Journal Article
Review
Add like
Add dislike
Add to saved papers

COVID-19 and Kidney Disease: Progress in Health Inequity From Low-Income Settings.

Seminars in Nephrology 2023 January 17
The acute coronavirus disease-2019 (COVID-19) pandemic has had a significant impact on the incidence and prevalence of acute kidney injury and chronic kidney disease globally and in low-income settings. Chronic kidney disease increases the risk of developing COVID-19 and COVID-19 causes acute kidney injury directly or indirectly and is associated with high mortality in severe cases. Outcomes of COVID-19-associated kidney disease were not equitable globally owing to a lack of health infrastructure, challenges in diagnostic testing, and management of COVID-19 in low-income settings. COVID-19 also significantly impacted kidney transplant rates and mortality among kidney transplant recipients. Vaccine availability and uptake remains a significant challenge in low- and lower-middle-income countries compared with high-income countries. In this review, we explore the inequities in low- and lower-middle-income countries and highlight the progress made in the prevention, diagnosis, and management of patients with COVID-19 and kidney disease. We recommend further studies into the challenges, lessons learned, and progress made in the diagnosis, management, and treatment of patients with COVID-19-related kidney diseases and suggest ways to improve the care and management of patients with COVID-19 and kidney disease.

Full text links

We have located links that may give you full text access.
Can't access the paper?
Try logging in through your university/institutional subscription. For a smoother one-click institutional access experience, please use our mobile app.

Related Resources

For the best experience, use the Read mobile app

Mobile app image

Get seemless 1-tap access through your institution/university

For the best experience, use the Read mobile app

All material on this website is protected by copyright, Copyright © 1994-2024 by WebMD LLC.
This website also contains material copyrighted by 3rd parties.

By using this service, you agree to our terms of use and privacy policy.

Your Privacy Choices Toggle icon

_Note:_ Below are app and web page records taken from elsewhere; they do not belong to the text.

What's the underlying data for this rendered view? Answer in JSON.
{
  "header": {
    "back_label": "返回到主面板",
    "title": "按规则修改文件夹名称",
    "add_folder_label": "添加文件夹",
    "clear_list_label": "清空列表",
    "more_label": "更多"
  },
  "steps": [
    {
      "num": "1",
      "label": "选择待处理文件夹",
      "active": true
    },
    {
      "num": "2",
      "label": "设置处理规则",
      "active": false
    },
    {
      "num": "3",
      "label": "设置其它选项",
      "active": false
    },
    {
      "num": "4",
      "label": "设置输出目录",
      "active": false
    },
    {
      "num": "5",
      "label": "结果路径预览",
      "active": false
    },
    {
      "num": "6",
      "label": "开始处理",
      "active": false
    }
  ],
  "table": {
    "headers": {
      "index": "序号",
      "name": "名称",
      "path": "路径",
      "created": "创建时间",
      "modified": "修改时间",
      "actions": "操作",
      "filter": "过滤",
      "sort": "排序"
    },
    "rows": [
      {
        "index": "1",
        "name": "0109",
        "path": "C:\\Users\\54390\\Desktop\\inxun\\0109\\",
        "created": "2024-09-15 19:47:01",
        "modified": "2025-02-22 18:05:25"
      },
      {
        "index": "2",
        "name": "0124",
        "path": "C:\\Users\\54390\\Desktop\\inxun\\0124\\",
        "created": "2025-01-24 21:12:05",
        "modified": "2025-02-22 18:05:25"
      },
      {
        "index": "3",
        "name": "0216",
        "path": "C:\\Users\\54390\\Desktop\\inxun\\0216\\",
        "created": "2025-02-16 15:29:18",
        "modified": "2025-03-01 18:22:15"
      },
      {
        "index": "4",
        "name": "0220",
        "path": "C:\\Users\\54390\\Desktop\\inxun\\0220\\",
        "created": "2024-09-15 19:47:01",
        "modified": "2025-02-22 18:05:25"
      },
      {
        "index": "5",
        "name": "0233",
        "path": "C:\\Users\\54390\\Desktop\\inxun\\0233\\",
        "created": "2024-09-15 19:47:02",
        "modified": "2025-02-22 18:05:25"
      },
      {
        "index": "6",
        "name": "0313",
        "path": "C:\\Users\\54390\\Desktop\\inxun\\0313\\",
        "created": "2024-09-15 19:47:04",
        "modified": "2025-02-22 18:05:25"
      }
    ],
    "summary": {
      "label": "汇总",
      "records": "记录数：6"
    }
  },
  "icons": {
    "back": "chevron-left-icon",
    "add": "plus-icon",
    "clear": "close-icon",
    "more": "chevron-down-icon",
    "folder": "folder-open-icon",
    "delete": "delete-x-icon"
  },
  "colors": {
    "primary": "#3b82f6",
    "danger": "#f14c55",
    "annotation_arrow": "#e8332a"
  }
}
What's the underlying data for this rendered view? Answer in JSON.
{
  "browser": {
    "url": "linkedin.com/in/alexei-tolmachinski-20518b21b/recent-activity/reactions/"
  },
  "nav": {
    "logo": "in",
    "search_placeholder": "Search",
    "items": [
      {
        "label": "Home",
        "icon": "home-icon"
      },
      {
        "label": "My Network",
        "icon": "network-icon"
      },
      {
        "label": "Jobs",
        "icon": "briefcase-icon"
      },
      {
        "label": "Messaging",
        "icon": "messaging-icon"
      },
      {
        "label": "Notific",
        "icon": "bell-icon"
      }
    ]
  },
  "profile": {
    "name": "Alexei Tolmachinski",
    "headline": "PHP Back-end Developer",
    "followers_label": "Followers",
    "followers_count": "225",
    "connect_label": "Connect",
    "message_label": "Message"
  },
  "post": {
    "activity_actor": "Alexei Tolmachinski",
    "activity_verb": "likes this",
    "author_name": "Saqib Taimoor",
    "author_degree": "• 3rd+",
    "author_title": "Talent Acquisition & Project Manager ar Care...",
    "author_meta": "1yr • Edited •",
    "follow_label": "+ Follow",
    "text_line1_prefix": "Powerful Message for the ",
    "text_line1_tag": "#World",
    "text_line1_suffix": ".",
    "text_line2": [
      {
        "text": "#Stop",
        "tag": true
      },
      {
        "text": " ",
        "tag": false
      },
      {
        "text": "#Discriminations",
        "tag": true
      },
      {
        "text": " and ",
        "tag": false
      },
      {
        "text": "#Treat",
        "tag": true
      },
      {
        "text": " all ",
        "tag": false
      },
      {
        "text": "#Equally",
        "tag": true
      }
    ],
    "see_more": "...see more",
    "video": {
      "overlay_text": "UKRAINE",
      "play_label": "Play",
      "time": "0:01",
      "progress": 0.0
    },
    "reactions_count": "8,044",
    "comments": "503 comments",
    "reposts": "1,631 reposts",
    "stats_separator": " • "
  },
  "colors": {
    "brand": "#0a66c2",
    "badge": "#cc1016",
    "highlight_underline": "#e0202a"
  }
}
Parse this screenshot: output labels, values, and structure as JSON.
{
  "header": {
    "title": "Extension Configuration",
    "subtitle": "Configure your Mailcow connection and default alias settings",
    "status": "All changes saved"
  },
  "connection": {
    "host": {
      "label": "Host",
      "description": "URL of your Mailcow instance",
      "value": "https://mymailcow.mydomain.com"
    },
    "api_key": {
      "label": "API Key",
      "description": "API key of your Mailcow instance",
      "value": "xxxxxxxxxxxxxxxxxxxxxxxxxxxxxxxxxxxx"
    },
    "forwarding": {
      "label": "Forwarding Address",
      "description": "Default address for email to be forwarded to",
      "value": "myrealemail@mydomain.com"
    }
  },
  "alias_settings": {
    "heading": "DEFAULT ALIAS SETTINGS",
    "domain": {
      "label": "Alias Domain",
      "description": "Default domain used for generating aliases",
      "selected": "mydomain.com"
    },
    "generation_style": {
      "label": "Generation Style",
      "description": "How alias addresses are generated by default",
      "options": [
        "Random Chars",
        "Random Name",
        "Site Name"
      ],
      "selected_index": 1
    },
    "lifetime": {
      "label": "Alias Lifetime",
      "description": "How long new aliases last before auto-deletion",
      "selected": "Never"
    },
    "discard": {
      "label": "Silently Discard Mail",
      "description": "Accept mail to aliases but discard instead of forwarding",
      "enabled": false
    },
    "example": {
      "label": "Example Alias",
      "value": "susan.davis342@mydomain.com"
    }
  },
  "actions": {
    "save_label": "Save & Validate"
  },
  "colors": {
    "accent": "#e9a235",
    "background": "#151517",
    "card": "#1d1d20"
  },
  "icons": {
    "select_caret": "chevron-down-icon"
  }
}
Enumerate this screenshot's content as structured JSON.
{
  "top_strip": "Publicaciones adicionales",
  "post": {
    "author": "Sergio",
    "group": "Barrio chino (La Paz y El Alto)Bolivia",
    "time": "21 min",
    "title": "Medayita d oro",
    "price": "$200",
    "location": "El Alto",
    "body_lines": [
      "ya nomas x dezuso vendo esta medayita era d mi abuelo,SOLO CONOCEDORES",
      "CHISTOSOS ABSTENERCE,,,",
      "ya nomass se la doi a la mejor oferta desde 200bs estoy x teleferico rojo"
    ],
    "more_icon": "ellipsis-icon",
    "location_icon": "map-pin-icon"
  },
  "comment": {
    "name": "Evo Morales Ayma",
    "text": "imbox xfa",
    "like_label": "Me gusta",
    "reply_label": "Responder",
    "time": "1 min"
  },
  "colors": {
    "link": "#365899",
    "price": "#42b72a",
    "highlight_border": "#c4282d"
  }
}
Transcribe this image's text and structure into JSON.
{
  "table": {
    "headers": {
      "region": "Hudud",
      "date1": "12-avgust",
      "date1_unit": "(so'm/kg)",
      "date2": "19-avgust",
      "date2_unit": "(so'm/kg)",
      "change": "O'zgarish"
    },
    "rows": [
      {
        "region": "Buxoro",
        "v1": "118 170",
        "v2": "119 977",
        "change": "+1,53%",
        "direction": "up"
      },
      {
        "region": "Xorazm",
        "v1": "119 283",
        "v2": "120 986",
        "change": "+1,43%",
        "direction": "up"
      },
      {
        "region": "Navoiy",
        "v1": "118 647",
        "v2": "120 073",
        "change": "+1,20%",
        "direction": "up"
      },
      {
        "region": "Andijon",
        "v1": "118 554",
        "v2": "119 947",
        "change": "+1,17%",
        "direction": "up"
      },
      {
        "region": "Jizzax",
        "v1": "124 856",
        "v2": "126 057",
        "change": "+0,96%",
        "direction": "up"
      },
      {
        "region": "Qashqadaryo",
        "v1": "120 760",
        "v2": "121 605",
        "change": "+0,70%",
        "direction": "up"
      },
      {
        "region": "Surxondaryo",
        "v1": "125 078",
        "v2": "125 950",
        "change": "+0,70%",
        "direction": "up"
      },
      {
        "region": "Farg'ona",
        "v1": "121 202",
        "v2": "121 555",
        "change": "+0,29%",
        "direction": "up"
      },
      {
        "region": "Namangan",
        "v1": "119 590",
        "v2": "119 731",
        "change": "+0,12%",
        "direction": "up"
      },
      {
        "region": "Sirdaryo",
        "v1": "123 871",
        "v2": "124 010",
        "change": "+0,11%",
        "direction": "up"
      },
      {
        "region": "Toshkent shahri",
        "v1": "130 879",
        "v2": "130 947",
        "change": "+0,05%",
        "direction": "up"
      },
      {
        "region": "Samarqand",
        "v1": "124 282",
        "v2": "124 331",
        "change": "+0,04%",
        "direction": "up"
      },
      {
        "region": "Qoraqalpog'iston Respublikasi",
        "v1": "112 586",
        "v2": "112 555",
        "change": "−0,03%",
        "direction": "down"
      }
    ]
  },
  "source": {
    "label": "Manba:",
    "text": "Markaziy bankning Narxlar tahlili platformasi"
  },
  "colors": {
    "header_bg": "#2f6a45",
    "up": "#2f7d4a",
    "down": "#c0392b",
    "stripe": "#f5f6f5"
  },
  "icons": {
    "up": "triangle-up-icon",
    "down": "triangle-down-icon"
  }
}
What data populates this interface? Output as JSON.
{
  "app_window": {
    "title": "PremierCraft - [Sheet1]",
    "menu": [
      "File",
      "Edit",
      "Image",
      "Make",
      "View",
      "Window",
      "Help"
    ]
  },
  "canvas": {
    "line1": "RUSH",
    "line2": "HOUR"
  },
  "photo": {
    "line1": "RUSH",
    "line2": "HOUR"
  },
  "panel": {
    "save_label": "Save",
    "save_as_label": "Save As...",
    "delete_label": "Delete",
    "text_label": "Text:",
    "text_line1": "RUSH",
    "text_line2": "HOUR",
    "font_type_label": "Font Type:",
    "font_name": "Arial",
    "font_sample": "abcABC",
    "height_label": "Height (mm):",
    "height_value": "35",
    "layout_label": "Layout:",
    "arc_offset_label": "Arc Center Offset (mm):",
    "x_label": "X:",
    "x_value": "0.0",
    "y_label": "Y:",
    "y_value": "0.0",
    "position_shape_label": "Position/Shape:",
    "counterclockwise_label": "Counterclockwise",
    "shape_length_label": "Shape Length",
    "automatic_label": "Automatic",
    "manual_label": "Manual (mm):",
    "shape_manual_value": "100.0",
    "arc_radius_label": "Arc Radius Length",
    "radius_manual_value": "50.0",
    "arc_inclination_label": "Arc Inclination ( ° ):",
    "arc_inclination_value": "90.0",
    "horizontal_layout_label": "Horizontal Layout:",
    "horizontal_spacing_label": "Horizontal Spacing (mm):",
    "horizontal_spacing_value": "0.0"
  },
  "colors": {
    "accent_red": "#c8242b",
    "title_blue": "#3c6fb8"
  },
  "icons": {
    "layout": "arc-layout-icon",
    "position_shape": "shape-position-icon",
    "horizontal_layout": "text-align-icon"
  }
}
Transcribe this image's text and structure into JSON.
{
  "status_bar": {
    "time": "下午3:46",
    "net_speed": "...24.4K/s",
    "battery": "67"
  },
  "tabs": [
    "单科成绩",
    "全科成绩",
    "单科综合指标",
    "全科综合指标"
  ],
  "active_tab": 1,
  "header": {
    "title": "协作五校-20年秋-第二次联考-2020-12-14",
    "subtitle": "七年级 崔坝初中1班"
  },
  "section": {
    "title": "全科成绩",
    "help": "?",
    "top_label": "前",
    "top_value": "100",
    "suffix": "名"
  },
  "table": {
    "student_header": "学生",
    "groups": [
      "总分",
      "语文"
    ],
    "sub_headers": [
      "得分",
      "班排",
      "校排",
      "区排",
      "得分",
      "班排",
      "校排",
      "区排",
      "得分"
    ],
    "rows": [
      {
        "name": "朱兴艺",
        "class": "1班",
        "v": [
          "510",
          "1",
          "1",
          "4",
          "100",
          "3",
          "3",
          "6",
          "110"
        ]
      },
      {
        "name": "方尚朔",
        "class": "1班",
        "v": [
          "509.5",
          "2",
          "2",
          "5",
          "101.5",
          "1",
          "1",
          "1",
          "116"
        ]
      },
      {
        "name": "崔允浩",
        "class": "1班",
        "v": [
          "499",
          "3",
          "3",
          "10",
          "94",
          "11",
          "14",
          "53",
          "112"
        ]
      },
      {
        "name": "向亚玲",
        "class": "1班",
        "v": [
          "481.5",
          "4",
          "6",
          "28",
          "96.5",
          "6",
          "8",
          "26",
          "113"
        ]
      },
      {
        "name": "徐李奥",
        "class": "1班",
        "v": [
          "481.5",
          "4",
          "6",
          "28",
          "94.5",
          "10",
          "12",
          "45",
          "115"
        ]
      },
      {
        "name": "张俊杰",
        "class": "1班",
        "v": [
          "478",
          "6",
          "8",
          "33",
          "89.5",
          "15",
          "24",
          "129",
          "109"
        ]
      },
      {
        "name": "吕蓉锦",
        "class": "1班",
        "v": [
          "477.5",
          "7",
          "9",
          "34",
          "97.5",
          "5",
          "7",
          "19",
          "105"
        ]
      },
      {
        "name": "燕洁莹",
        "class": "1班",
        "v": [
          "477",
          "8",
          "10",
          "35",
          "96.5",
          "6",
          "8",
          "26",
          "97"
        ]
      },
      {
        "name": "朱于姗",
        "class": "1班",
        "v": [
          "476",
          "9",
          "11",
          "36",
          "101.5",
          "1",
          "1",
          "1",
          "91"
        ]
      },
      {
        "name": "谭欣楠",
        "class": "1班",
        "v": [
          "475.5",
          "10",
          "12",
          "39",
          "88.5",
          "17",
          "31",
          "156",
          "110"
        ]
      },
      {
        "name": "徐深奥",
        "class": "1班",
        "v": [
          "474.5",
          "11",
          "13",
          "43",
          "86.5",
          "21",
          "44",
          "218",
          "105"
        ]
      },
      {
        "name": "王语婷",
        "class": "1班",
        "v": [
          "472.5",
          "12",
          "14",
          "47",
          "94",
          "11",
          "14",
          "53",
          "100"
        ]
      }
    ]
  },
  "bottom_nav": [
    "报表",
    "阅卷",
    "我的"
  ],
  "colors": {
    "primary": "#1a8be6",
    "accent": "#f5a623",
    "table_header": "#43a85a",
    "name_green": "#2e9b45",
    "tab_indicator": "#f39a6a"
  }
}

You can now claim free CME credits for this literature searchClaim now

Get seemless 1-tap access through your institution/university

For the best experience, use the Read mobile app